My mother had three children including me and she delivered them naturally sans the epidurals and other forms of anesthesia to subdue the pain. From what I read about natural childbirth, it is extremely painful. I, on the other hand, had a cesarean so I cannot imagine the pain she must have gone through to give birth to each one of us. I don't remember anything a little after the anesthesiologist put a mask on me in the operation theater to prepare me for the c-section. When I woke up I clearly remembered my mother was holding my hand throughout and sitting on a chair nearby although she had passed away some eight months back. Maybe I was too drowsy from the effects of anesthesia or maybe I missed my mother a lot at that time or maybe she was the last one on my mind before I went to sleep.‟ Whatever the case maybe, I know the strength and endurance my mother had, I could never be at par with it. She was a woman made of iron steel. Many tried to break her but not once did she let them have the supreme joy of destroying her inner self - strong, beautiful and warm.
I was the first one in the family to be informed about my mother's death through a phone call. I was away with my husband to a village. I remember it being a normal day bright and sunny. One would think death would bring with it thunder and lightning, a sort of a warning for the bad news to follow. But no, it was a normal bright day in April. When I heard about her death, I thought I didn't hear the person correctly. Surely, he would be mistaken. Surely, it was another
woman not my 55 year old mother. I had left my mother in a state of good health and only a couple days had passed, how could she have died? I could not think or answer that person who called me. I could only utter a helpless cry which my husband heard from the room next door. Never have I felt so lost or unsure about what to do or how to think.
Francis Thompson describes rightly with these words: “The desolation and terror of, for the first time, realizing that the mother can lose you, or you her, and your own abysmal loneliness and helplessness without her.”
The drive back to the city from the village was a quiet one. Thousand thoughts overlapped my mind. I felt numb although I was in my senses. How does one face a mother who has died? What do you say to a body that once belonged to my mother? Or do you not say anything and just sit still, tears pouring down your eyes? I remember when I reached my mother's home, her body was laying on a stand-like bed in our living room. I did not glance at her or look at all. Simply put, I was scared. Of my own mother! Of a woman who had given birth to me. Of a woman who had prayed day and night for my health. Of a woman I always remembered with a beautiful and inviting smile. Of a woman whose hugs could make all the pain go away.

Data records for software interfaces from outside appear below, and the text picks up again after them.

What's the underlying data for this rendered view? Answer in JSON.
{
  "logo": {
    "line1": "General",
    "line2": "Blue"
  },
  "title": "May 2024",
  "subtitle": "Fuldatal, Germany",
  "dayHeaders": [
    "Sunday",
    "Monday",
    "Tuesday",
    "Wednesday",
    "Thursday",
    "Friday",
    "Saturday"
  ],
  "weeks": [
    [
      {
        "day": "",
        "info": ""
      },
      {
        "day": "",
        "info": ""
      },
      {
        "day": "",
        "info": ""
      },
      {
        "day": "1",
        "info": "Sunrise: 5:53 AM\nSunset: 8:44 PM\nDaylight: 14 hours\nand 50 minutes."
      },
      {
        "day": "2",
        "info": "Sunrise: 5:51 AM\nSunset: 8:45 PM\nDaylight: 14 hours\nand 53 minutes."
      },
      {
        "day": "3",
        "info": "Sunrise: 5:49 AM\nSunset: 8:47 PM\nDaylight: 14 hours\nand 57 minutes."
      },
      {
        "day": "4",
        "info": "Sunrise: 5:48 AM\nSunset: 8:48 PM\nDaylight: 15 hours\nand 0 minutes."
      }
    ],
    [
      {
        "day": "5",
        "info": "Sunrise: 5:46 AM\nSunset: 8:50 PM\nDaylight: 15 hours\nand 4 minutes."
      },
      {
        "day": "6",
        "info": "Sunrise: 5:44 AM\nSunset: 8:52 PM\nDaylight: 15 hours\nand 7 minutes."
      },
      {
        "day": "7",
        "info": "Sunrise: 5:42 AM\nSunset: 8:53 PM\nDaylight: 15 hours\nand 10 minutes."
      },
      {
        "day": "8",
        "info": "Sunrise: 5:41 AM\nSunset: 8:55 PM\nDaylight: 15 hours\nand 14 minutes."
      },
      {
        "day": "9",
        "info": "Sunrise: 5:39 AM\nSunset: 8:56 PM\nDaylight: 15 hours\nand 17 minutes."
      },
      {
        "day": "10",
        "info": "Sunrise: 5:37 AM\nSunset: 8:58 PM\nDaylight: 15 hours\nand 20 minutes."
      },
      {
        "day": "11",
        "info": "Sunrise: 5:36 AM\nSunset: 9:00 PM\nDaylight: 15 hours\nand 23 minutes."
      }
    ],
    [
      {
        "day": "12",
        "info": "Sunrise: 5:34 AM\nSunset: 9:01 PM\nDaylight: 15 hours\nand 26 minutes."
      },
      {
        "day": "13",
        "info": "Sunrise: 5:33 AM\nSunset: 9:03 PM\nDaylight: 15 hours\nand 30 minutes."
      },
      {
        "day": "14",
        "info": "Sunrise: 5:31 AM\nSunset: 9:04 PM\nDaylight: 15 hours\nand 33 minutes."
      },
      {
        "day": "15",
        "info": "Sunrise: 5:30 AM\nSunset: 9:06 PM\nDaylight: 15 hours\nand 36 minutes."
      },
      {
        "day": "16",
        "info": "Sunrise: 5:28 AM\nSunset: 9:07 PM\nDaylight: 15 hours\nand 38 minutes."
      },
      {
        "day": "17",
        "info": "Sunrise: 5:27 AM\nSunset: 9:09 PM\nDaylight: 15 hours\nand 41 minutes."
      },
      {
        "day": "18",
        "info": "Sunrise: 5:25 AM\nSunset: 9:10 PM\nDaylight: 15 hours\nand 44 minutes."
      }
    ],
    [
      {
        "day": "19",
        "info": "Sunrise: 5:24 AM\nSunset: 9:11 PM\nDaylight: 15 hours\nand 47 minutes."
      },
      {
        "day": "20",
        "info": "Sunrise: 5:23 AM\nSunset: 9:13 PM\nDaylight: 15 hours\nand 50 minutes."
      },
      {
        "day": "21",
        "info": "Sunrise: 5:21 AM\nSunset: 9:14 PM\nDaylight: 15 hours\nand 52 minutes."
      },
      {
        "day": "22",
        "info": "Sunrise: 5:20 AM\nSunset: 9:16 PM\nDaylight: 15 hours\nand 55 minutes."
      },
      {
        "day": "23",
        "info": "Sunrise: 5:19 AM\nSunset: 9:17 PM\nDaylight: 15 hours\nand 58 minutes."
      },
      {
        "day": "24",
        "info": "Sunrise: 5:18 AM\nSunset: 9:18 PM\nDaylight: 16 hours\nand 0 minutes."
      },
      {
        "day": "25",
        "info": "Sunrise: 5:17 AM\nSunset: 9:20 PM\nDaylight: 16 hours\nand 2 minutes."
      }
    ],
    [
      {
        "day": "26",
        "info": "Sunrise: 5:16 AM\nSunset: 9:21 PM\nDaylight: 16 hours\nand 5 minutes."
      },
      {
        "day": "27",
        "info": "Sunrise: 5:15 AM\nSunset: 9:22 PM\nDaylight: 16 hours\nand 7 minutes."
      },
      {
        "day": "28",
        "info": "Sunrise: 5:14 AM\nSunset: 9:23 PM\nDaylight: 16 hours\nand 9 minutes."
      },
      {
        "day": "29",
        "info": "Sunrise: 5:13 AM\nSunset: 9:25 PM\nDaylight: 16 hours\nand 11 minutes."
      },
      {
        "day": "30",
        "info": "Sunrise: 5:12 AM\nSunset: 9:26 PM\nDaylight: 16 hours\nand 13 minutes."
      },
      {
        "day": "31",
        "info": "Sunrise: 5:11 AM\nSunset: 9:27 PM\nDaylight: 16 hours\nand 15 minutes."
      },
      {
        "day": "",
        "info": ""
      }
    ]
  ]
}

Ann Taylor's words resonate in my mind: “Who ran to help me when I fell, and would some pretty story tell, or kiss
the place to make it well? My mother.”
I feel sorry for my child who has not known his grandmother's love and affection. Although my mother's pictures are up on the refrigerator in the kitchen and I often point to my son where his grandmother's picture is but he can't comprehend. Maybe he's too young or maybe he just wants to see her in real and feel her for him to know that there was a person who loved him even when he was not born yet. My mother was the first one I told when I found out I was expecting. The joy and happiness on her face upon hearing the news is something I will always cherish.
Truly, Lin Yutang has appropriately described the feelings of a mother: “Of all the rights of a woman,the greatest is to be a mother.”
This blog post was written by Sana Rehan Butt, a past professor of the prestigious Aitchison College in Lahore, Pakistan. Sana lost her mother in a tragic accident a couple of years ago. Her mother's loving memory lives on forever in the words above.